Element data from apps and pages
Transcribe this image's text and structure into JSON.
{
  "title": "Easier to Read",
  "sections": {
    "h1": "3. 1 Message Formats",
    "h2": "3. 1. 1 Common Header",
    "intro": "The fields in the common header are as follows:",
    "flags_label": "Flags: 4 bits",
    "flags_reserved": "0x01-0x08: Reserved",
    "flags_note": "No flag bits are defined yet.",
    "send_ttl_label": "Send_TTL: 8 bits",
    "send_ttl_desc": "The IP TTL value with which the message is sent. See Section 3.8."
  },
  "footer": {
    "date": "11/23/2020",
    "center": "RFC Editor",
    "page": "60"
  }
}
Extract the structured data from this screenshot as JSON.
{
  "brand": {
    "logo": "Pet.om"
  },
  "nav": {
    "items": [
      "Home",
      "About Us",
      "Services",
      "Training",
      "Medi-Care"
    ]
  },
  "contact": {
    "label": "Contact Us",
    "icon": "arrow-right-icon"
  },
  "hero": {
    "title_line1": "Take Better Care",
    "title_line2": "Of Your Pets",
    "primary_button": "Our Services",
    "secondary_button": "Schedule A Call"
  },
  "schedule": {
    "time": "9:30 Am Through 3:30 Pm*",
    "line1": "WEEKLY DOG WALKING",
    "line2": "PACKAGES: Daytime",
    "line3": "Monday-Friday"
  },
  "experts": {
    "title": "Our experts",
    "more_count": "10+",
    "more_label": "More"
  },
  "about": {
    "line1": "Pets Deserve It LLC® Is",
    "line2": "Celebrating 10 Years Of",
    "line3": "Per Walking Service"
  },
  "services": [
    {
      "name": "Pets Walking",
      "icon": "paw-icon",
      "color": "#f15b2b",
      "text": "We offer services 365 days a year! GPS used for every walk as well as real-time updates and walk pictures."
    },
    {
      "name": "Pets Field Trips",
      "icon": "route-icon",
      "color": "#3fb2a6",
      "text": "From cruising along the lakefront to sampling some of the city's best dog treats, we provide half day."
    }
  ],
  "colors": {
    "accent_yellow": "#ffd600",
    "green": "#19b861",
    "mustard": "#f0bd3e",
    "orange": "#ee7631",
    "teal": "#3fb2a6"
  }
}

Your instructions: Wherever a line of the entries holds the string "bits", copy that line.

Finished exercise:
    "flags_label": "Flags: 4 bits",
    "flags_note": "No flag bits are defined yet.",
    "send_ttl_label": "Send_TTL: 8 bits",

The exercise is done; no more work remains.